Hopkins echoes that sentiment. "Every single certification we do now has an element of security built in," he says. "We keep getting feedback from the market researchers that security touches everything and everyone. Even an entry-level technician better understand security."

Saunders says DeVry University has responded to this demand by adding a security curriculum to some of its campuses throughout the U.S. "Companies are increasingly interested in protecting their assets against cyberterrorism and internal threats," he says.

11) Digital home technology integration

Homes are increasingly becoming high-tech havens, and there has been enormous growth in the home video and audio markets, and in home security and automated lighting systems. But who installs these systems, and who fixes them when something goes wrong?

To answer that question, CompTIA developed a certification in cooperation with the Consumer Electronics Association, called Digital Home Technology Integrator. "It's the hottest and most vibrant market we've seen in a long time," Hopkins says.

12) .Net, C #, C ++, Java -- with an edge

Recruiters and curriculum developers are seeing job orders come in for a range of application frameworks and languages, including ASP.Net, VB.net, XML, PHP, Java, C#, and C++, but according to Gordon, employers want more than just a coder. "Rarely do they want people buried behind the computer who aren't part of a team," he says. "They want someone with Java who can also be a team lead or a project coordinator."

Monday, July 02, 2007

The universe will destroy the evidence of its origin

Read the following excerpt from a forthcoming publication of a very interesting article:
"we live in a very special time in the evolution of the universe: the time at which we can observationally verify that we live in a very special time in the evolution of the universe!"

Special time in the evolution of the universe!
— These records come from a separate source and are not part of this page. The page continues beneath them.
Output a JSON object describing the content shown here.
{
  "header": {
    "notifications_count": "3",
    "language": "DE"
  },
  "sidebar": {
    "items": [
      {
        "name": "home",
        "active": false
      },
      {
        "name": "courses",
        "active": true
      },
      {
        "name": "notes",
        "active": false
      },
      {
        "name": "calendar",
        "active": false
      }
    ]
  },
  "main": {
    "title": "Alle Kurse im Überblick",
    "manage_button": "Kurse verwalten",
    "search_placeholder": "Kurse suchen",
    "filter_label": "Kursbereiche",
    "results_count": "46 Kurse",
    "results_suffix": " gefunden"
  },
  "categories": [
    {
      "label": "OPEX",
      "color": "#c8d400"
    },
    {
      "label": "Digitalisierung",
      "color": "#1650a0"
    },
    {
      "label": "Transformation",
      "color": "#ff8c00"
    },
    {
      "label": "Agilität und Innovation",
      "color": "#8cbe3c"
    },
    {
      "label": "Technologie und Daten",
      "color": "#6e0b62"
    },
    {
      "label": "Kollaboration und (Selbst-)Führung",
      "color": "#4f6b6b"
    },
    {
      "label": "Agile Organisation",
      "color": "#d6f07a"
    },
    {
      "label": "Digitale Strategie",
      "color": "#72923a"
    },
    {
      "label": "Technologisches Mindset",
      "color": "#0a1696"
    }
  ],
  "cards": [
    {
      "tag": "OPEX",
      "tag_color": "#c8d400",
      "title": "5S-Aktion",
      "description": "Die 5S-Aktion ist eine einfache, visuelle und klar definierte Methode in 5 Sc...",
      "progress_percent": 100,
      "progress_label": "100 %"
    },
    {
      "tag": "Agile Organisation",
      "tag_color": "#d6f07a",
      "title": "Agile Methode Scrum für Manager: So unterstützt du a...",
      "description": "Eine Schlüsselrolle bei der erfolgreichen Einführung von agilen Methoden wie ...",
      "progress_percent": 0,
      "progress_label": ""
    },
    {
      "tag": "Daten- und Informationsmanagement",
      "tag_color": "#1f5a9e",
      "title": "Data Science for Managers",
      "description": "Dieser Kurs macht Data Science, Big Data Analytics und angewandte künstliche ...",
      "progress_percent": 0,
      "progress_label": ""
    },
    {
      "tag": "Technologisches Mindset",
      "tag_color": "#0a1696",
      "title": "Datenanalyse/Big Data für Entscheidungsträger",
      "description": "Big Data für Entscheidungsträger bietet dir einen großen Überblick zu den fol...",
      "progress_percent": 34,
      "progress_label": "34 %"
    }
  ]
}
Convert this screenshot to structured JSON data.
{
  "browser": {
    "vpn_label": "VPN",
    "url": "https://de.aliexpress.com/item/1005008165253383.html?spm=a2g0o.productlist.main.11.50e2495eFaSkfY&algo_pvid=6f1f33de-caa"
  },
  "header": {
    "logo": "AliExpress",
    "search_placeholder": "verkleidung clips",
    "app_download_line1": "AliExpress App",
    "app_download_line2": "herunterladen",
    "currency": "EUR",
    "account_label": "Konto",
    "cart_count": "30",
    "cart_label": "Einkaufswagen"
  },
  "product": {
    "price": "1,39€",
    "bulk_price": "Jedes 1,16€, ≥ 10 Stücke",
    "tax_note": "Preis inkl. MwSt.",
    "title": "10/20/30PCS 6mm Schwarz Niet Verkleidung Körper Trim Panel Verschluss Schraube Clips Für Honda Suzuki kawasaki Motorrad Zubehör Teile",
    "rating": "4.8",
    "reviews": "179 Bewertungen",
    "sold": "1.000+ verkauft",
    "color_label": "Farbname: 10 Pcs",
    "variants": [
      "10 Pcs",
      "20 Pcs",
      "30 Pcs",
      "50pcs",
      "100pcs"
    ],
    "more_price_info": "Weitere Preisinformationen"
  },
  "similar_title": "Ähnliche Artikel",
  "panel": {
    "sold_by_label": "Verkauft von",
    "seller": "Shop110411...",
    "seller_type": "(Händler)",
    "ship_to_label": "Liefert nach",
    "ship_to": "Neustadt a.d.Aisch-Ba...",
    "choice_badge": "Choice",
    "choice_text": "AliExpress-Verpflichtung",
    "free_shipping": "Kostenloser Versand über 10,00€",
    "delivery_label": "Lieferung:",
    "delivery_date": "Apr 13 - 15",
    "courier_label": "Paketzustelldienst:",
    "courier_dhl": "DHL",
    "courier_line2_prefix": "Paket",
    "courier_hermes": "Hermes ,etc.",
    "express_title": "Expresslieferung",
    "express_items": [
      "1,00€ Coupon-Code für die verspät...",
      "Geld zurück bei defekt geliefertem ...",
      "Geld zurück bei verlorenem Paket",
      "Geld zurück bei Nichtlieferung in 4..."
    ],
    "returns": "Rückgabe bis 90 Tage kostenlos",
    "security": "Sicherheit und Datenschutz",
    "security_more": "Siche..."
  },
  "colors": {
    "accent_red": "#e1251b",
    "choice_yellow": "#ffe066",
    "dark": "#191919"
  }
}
We are special! Huh. Could this be another bombastic egotistical self-elation? Perhaps it is just a mere observation of changing cosmos, the way oblivion takes necessary care of fickle existence of ours. Whatever it is, our deluded pomposity is no match for supremo cosmic ferocity.

Regards,
Sohel

Link: http://arstechnica.com/news.ars/post/20070629-the-universe-will-destroy-the-evidence-of-its-origin.html